My journey as a leader
For the majority of my working life, I have had the privilege and the pleasure of being able to work in management/leadership positions across a number of different contexts.
My journey in leadership has for the most part been one that is thoroughly enjoyable, giving me the opportunity to (mostly) positively impact people.
I really like to see people achieve, thrive and operate within their zones of genius. Nothing brings me more satisfaction than empowering a person and seeing them develop and grow. Of course, it made my job as a leader or manager a lot easier too!!!
What held me back
I have not always been positive about leadership or being in a leadership position.
The reluctance I had in accepting a leadership role was related to what I had perceived as shortcomings within my own personality: low self-esteem and self-image were later diagnosed as anxiety and depression.
I had always been a quiet individual and didn’t tend to ever really put myself out there. Introversion is strong in this one. None the less, leadership opportunities have presented themselves time and time again.
Where it all began
A butcher by trade, I received my first opportunity to lead during my apprenticeship.
I worked in a large butchery and was given an opportunity to step into the third in-charge position. At the time I certainly didn’t know why I was being offered this leadership role. I was very quiet and generally kept to myself. My manager indicated that I was more than capable and there were opportunities for me to achieve and grow.
I spent a lot of time watching how my manager worked with and led the team and took the bits that I thought would work for me.
A few key learnings still etched into my mind, they still hold true to this day and apply to different contexts.
Learnings from my leader
Role model desired behaviours
There is not a job that he wouldn’t do himself and if he needed to he would certainly do them. Whatever job he was doing in the department was done efficiently and well. When the chips were down, when there was staff sickness, he would be in there with the team getting the job done.
Invest time in talent
The more time you spend with a person, the more likely they are to do things the way you want them done. Setting clear expectations creates a shared understanding with people. Take the time to explain not only the what and the how, but also the why. The creation of culture and the sharing of cultural expectations are important.
My manager always showed interest at a personnel level. He wanted to or at least created the illusion that he cared about me as a person. To me, this was really important. We all spend a lot of time at work and invest a lot of energy into work. This connection definitely helped with my feelings of engagement.
I was fortunate that my early forays as a leader were under the guiding hand of a mentor who knew a great deal about leadership. Sure, he didn’t attach fancy academic terms or theories to what he was doing. I don’t think he realised the importance of some of the things he was doing. He just did what he thought was right based on the experiences that he had.
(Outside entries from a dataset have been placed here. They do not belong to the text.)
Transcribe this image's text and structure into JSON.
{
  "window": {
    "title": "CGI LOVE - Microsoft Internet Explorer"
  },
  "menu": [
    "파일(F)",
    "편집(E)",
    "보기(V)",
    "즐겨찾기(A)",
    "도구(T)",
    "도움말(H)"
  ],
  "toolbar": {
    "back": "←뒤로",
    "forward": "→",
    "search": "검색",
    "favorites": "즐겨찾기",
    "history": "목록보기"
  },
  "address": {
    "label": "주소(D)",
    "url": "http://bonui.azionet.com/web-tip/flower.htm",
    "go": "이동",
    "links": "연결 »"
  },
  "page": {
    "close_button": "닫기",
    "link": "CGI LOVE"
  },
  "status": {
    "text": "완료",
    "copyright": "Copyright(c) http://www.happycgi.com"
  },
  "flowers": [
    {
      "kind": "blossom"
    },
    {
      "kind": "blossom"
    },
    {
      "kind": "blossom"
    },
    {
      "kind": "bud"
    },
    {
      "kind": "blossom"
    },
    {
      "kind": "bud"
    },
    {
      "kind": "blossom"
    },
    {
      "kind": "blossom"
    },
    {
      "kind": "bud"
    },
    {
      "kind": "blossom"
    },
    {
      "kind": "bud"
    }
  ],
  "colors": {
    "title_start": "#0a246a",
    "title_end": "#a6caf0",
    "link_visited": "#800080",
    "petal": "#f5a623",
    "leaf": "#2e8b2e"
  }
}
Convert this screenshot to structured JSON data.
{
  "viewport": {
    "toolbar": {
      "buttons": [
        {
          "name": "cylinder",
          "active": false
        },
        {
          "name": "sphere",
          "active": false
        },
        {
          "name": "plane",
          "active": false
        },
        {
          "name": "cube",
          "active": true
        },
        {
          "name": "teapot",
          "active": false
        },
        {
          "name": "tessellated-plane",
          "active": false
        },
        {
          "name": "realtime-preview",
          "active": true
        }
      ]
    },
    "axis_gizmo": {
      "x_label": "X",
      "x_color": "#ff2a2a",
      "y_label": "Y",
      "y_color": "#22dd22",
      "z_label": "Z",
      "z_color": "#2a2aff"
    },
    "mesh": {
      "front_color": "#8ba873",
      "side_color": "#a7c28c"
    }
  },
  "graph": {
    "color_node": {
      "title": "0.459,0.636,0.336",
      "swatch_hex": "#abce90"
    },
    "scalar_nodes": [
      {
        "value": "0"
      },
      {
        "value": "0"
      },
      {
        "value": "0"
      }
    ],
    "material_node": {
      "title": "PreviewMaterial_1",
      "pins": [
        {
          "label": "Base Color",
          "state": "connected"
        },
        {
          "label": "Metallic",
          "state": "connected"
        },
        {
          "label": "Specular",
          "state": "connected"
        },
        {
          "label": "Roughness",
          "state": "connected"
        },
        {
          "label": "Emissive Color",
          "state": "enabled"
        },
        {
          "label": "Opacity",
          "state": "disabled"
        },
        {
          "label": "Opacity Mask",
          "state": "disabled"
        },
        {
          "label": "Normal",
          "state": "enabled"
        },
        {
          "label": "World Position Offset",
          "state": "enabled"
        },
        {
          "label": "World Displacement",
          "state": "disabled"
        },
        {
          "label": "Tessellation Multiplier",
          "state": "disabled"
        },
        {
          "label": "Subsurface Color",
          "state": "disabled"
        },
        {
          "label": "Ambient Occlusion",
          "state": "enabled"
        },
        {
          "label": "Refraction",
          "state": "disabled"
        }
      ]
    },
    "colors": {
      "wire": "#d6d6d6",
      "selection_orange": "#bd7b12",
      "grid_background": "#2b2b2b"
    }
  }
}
He connected, he empowered and he trusted me.
One of the really exciting things about the work I am doing now is the conversations that I have with people and capturing those amazing things that they are already doing.
Great ways of doing and being are happening everywhere with leaders. I am fortunate that I get to help people capture these gems. Together, we polish them and improve confidence, ability and mindset.
Perhaps its time for you to have a chat with someone objective who has been there? Get in touch today to chat about how I can help.